These organisations need to be fully transparent, have sensible salary ratios between the lowest and highest paid, and be accountable to the people who use the services they provide. If we want a better world we have to build it. The post-war consensus was built on an economy growing like a hot house flower after the damaged caused by the war itself, the resources came from a government that wasn't afraid of high taxes that forced investment needed to get the economy off its knees. We also benefitted hugely from the supping from the dregs of the end of the empire. Things changed when the limits were reached and the global economy started to stutter in the late 1970s. We've seen 50 years of all the gains made in the post-war period being undermined and sold off with hardly any questioning of it. We were trained to wait with our hands out, like Oliver Twist, and accept whatever our betters would deem fit for us. It worked when there was enough slack, but when capitalism came under strain due to its own internal contradictions things changed.
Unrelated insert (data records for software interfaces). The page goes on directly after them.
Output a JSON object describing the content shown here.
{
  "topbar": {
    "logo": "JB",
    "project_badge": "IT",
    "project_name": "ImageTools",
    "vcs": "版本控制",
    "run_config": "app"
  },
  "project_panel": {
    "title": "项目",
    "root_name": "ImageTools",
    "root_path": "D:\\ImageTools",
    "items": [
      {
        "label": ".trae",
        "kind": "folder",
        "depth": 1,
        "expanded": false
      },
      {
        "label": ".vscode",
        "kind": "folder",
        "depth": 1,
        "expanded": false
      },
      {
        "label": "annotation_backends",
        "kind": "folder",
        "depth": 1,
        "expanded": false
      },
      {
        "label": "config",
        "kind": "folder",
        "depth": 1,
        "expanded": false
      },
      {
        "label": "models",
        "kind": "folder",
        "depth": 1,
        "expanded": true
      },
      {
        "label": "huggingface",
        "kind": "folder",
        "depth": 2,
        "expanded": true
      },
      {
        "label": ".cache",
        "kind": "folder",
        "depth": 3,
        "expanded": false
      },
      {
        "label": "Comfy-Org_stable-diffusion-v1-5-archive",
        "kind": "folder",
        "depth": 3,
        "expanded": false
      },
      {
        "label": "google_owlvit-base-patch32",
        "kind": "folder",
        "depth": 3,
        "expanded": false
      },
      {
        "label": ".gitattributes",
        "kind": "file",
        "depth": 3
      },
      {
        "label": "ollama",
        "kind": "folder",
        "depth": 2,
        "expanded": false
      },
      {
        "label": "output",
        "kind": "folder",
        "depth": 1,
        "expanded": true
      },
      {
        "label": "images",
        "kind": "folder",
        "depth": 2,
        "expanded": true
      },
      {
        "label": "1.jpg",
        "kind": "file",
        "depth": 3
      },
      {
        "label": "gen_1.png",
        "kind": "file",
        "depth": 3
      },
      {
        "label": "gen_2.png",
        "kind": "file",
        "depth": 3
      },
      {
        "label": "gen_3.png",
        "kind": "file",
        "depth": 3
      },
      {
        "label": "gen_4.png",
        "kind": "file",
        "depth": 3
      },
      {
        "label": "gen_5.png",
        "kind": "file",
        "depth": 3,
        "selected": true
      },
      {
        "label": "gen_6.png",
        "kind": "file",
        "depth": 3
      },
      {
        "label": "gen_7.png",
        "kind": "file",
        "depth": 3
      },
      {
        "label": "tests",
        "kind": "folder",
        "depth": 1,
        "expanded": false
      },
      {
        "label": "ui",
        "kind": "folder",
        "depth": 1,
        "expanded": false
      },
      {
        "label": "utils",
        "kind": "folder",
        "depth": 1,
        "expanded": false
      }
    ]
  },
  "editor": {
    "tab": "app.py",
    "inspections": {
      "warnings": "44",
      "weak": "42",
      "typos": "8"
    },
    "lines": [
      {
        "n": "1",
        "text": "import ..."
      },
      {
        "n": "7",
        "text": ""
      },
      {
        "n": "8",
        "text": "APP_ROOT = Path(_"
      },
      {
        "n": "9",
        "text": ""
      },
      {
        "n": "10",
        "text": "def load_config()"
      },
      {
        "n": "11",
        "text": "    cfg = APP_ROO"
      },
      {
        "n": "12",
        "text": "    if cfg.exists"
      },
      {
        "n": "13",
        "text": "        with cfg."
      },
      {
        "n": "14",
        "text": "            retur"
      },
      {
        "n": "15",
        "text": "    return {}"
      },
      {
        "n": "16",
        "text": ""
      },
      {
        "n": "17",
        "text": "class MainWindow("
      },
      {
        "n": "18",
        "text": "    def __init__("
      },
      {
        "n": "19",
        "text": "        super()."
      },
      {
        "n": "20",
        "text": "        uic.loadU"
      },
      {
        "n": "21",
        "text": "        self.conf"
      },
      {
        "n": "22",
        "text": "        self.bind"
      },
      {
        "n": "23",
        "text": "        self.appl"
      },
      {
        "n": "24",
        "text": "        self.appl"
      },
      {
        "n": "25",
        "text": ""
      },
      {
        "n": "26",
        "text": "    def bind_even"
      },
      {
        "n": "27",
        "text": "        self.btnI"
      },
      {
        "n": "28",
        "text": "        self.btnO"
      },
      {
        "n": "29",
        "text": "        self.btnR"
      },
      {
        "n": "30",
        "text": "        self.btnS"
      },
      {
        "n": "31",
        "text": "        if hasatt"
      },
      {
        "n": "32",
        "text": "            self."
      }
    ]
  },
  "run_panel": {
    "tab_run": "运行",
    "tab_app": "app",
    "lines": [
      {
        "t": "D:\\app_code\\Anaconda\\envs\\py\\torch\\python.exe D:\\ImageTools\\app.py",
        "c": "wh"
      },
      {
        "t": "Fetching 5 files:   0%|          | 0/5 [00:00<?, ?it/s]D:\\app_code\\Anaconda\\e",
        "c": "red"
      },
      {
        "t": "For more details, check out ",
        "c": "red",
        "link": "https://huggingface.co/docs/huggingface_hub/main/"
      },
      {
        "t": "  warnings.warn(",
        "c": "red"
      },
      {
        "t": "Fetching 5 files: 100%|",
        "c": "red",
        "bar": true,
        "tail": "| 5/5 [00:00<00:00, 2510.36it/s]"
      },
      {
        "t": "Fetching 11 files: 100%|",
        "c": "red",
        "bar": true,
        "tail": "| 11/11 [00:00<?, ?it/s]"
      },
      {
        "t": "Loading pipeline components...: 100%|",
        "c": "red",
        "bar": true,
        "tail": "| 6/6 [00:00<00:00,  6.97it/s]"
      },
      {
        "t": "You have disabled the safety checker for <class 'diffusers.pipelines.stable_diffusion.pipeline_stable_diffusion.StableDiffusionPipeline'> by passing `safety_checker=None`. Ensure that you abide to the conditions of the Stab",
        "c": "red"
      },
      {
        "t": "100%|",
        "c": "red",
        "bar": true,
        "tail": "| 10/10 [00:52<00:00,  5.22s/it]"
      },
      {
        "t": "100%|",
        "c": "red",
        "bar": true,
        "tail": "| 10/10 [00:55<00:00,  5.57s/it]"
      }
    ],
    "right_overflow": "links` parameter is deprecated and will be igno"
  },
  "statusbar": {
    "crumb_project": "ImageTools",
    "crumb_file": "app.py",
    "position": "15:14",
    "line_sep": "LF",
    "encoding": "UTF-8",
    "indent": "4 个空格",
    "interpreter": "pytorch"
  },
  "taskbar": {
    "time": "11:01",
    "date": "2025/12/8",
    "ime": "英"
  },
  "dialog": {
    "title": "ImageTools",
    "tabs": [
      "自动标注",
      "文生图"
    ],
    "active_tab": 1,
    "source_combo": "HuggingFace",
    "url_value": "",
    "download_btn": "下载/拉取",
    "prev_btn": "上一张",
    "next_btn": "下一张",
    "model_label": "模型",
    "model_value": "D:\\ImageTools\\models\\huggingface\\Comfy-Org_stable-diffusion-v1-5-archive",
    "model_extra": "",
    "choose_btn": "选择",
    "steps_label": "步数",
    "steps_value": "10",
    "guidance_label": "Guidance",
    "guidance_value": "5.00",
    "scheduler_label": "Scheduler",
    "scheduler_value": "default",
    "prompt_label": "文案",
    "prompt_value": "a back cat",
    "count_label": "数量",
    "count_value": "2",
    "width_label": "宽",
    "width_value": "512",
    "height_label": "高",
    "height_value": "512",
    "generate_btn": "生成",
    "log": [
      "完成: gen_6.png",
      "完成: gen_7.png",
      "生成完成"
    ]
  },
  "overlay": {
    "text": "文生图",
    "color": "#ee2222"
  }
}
This way of thinking has to go.

Community Interest Companies (CICs) are quite popular in some of these settings. The problem is, they are still limited companies, they have shares, and they can be bought if they struggle to keep going. Then the new owners use them to channel consultancy fees instead of delivering the service they were supposed to. I have read that this is a problem in the NHS, where the workers in a given hospital set up a CIC to bid on the contracts for the work they were already doing, won the contract, and then got shafted anyway because the contracts were cuts in disguise and not enough to fund the services properly in the first place.
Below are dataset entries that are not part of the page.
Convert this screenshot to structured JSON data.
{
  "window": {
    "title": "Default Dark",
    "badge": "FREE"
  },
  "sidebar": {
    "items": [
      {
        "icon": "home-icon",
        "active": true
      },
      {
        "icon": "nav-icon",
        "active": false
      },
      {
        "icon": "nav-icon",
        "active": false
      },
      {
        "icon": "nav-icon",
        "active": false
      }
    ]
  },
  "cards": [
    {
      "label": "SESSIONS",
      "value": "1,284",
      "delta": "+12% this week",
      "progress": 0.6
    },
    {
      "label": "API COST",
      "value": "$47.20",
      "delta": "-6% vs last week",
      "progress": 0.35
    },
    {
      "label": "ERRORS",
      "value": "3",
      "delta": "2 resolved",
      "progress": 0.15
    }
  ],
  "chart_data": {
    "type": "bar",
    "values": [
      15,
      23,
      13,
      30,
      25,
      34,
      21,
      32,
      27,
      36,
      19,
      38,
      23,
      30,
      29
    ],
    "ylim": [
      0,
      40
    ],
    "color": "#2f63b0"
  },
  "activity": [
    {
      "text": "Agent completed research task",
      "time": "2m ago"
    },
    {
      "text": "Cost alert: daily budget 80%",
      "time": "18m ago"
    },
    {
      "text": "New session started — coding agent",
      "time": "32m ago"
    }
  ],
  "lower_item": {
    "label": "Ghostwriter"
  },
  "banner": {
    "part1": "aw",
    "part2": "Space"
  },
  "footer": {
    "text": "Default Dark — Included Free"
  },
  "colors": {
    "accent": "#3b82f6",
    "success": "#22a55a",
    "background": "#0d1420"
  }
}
What to do right now?

If you have access to local government funds there is a lot you can do to help build the local economy. In the book Paint your Town Red the authors detail how they took steps to keep the money they had to spend as a council and keep it in the local economy instead of going to London-based companies, encouraging the growth of local co-op based companies by spending with them first, for example. There is a lot to learn from the Preston Model but it's only a start.

In essence thinking investment instead of spending. A common model is to fund the salary of case workers for a project for a couple of years. Instead we need to think about doing this sustainably from the first, priming a pump that creates resources that can pay the salaries whatever happens. This means a change of funding arrangements doesn't stop communities getting the things they need. This approach is much harder than putting a couple of people on the payroll and giving them a desk to sit at, but ultimately much more lasting.

There are other avenues to build what we need from the post-Thatcher rubble. For example where I live in Birkenhead we could create some kind of mutual bond that funds things our owners no longer care to, for example swimming pools and libraries. This would help keep assets given over to the community alive. The funding and management of these organisations would have to be fully transparent and accountable. It also means the better off can help the less well off without the stigma of charity.

Building alternatives

It boils down to money. Mutual associations and the old-fashioned building societies where ordinary people can each use their own power of one to save and help others may have all been sold off in a frenzy in the 1980s but that doesn't mean we can't resurrect them again. If you look at how the billionaire Warren Buffet built his fortune he bought an insurance company first, people pay for insurance and most of the time the company keeps the money. Buffet used the income from the insurance company to fund his other businesses. If enough people band together we can do the same thing. Similarly we can start working with credit unions, we can create housing co-ops to restore and rent properties at reasonable rents. All this requires is people with the time and the will to do it.

The other thing that needs to be understood is that the things we build are open to anyone who needs them. We need they are us to be a founding principle.

Doing this is going to be hard work, there will be setbacks and stories of silliness and greed as with any human endeavour. It will be boring at times.

Yes, the revolution is boring. Good.